• _Problem_: For each line of the data that includes the word "Switch", copy the line.

--- START ---

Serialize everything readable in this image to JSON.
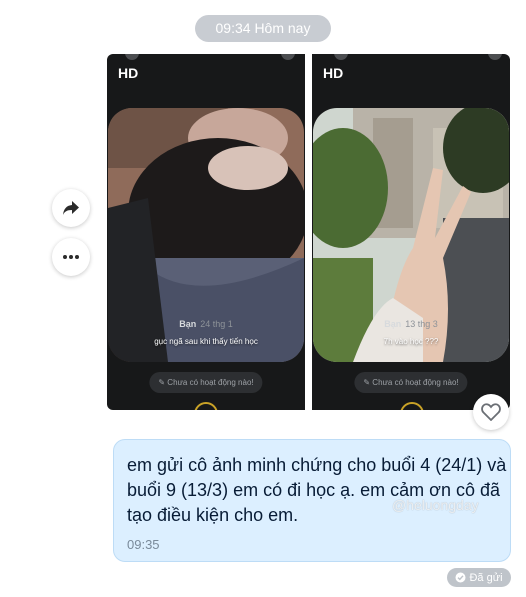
{
  "header": {
    "time_label": "09:34 Hôm nay"
  },
  "actions": {
    "share_icon": "share-forward-icon",
    "more_icon": "more-dots-icon"
  },
  "photos": [
    {
      "quality": "HD",
      "caption": "gục ngã sau khi thấy tiến học",
      "sender": "Bạn",
      "date": "24 thg 1",
      "activity": "✎ Chưa có hoạt động nào!"
    },
    {
      "quality": "HD",
      "caption": "7h vào học ???",
      "sender": "Bạn",
      "date": "13 thg 3",
      "activity": "✎ Chưa có hoạt động nào!"
    }
  ],
  "message": {
    "text": "em gửi cô ảnh minh chứng cho buổi 4 (24/1) và buổi 9 (13/3) em có đi học ạ. em cảm ơn cô đã tạo điều kiện cho em.",
    "time": "09:35",
    "watermark": "@heluongday"
  },
  "status": {
    "label": "Đã gửi",
    "icon": "check-icon"
  },
  "colors": {
    "bubble": "#dcefff",
    "card_bg": "#171819",
    "time_pill": "#c8ccd2",
    "status_pill": "#bfc4ca"
  }
}
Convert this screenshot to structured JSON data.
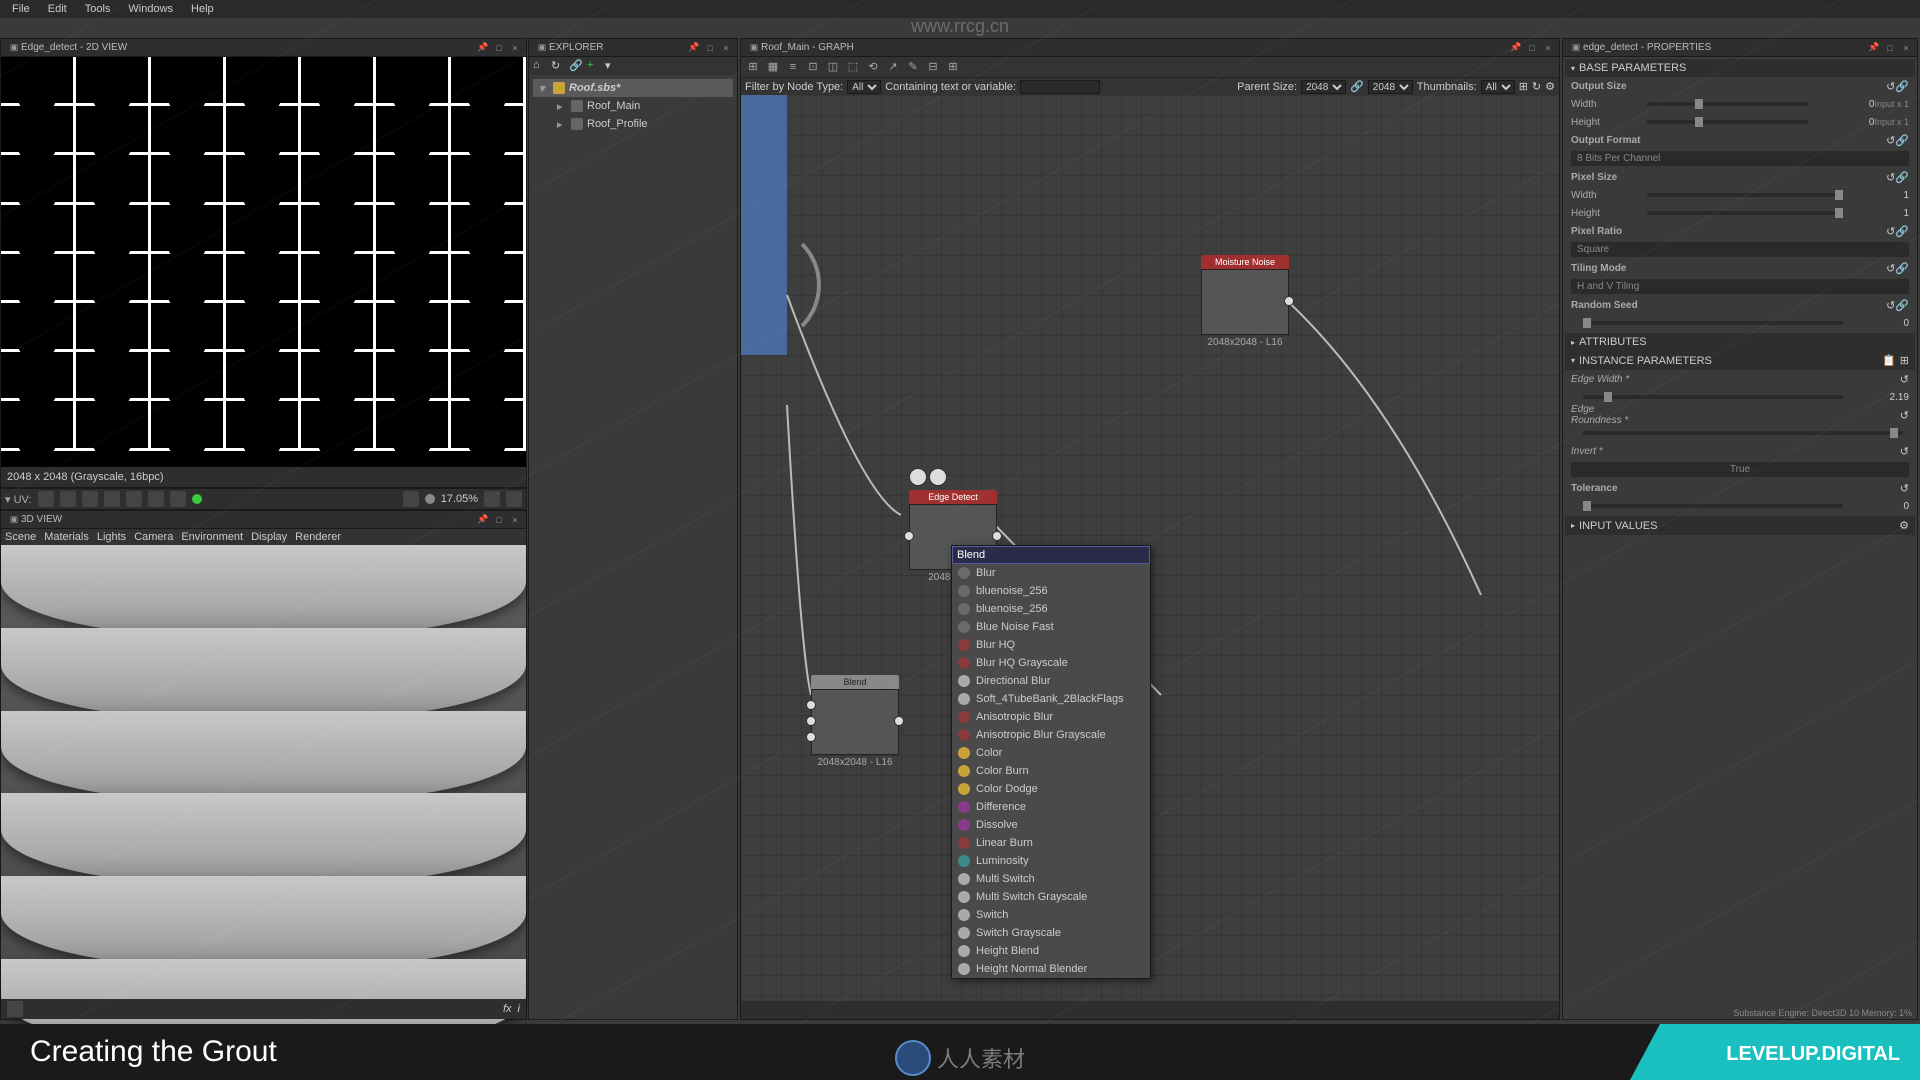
{
  "menubar": [
    "File",
    "Edit",
    "Tools",
    "Windows",
    "Help"
  ],
  "watermark": "www.rrcg.cn",
  "panels": {
    "view2d": {
      "title": "Edge_detect - 2D VIEW",
      "status": "2048 x 2048 (Grayscale, 16bpc)",
      "zoom": "17.05%"
    },
    "view3d": {
      "title": "3D VIEW",
      "sub": [
        "Scene",
        "Materials",
        "Lights",
        "Camera",
        "Environment",
        "Display",
        "Renderer"
      ]
    },
    "explorer": {
      "title": "EXPLORER",
      "root": "Roof.sbs*",
      "items": [
        "Roof_Main",
        "Roof_Profile"
      ]
    },
    "graph": {
      "title": "Roof_Main - GRAPH",
      "filterLabel": "Filter by Node Type:",
      "filterVal": "All",
      "containLabel": "Containing text or variable:",
      "containVal": "",
      "parentLabel": "Parent Size:",
      "parentVal": "2048",
      "thumbLabel": "Thumbnails:",
      "thumbVal": "All",
      "nodes": {
        "moisture": {
          "label": "Moisture Noise",
          "res": "2048x2048 - L16"
        },
        "edge": {
          "label": "Edge Detect",
          "res": "2048x2048"
        },
        "blend": {
          "label": "Blend",
          "res": "2048x2048 - L16"
        }
      },
      "contextSearch": "Blend",
      "contextItems": [
        {
          "t": "Blur",
          "c": "#6a6a6a"
        },
        {
          "t": "bluenoise_256",
          "c": "#6a6a6a"
        },
        {
          "t": "bluenoise_256",
          "c": "#6a6a6a"
        },
        {
          "t": "Blue Noise Fast",
          "c": "#6a6a6a"
        },
        {
          "t": "Blur HQ",
          "c": "#8a3a3a"
        },
        {
          "t": "Blur HQ Grayscale",
          "c": "#8a3a3a"
        },
        {
          "t": "Directional Blur",
          "c": "#aaa"
        },
        {
          "t": "Soft_4TubeBank_2BlackFlags",
          "c": "#aaa"
        },
        {
          "t": "Anisotropic Blur",
          "c": "#8a3a3a"
        },
        {
          "t": "Anisotropic Blur Grayscale",
          "c": "#8a3a3a"
        },
        {
          "t": "Color",
          "c": "#caa23a"
        },
        {
          "t": "Color Burn",
          "c": "#caa23a"
        },
        {
          "t": "Color Dodge",
          "c": "#caa23a"
        },
        {
          "t": "Difference",
          "c": "#8a3a8a"
        },
        {
          "t": "Dissolve",
          "c": "#8a3a8a"
        },
        {
          "t": "Linear Burn",
          "c": "#8a3a3a"
        },
        {
          "t": "Luminosity",
          "c": "#3a8a8a"
        },
        {
          "t": "Multi Switch",
          "c": "#aaa"
        },
        {
          "t": "Multi Switch Grayscale",
          "c": "#aaa"
        },
        {
          "t": "Switch",
          "c": "#aaa"
        },
        {
          "t": "Switch Grayscale",
          "c": "#aaa"
        },
        {
          "t": "Height Blend",
          "c": "#aaa"
        },
        {
          "t": "Height Normal Blender",
          "c": "#aaa"
        }
      ]
    },
    "props": {
      "title": "edge_detect - PROPERTIES",
      "sections": {
        "base": "BASE PARAMETERS",
        "attrs": "ATTRIBUTES",
        "inst": "INSTANCE PARAMETERS",
        "inputVals": "INPUT VALUES"
      },
      "outputSize": "Output Size",
      "width": "Width",
      "height": "Height",
      "outputFormat": "Output Format",
      "outputFormatVal": "8 Bits Per Channel",
      "pixelSize": "Pixel Size",
      "pixelRatio": "Pixel Ratio",
      "pixelRatioVal": "Square",
      "tilingMode": "Tiling Mode",
      "tilingVal": "H and V Tiling",
      "randomSeed": "Random Seed",
      "seedVal": "0",
      "edgeWidth": "Edge Width *",
      "edgeWidthVal": "2.19",
      "edgeRound": "Edge Roundness *",
      "invert": "Invert *",
      "invertVal": "True",
      "tolerance": "Tolerance",
      "sizeVal0": "0",
      "sizeTag": "Input x 1",
      "sizeVal1": "1"
    }
  },
  "engineStatus": "Substance Engine: Direct3D 10   Memory: 1%",
  "caption": "Creating the Grout",
  "brand": "LEVELUP.DIGITAL",
  "midLogo": "人人素材"
}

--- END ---

• _Output for this exercise_:
          "t": "Multi Switch",
          "t": "Multi Switch Grayscale",
          "t": "Switch",
          "t": "Switch Grayscale",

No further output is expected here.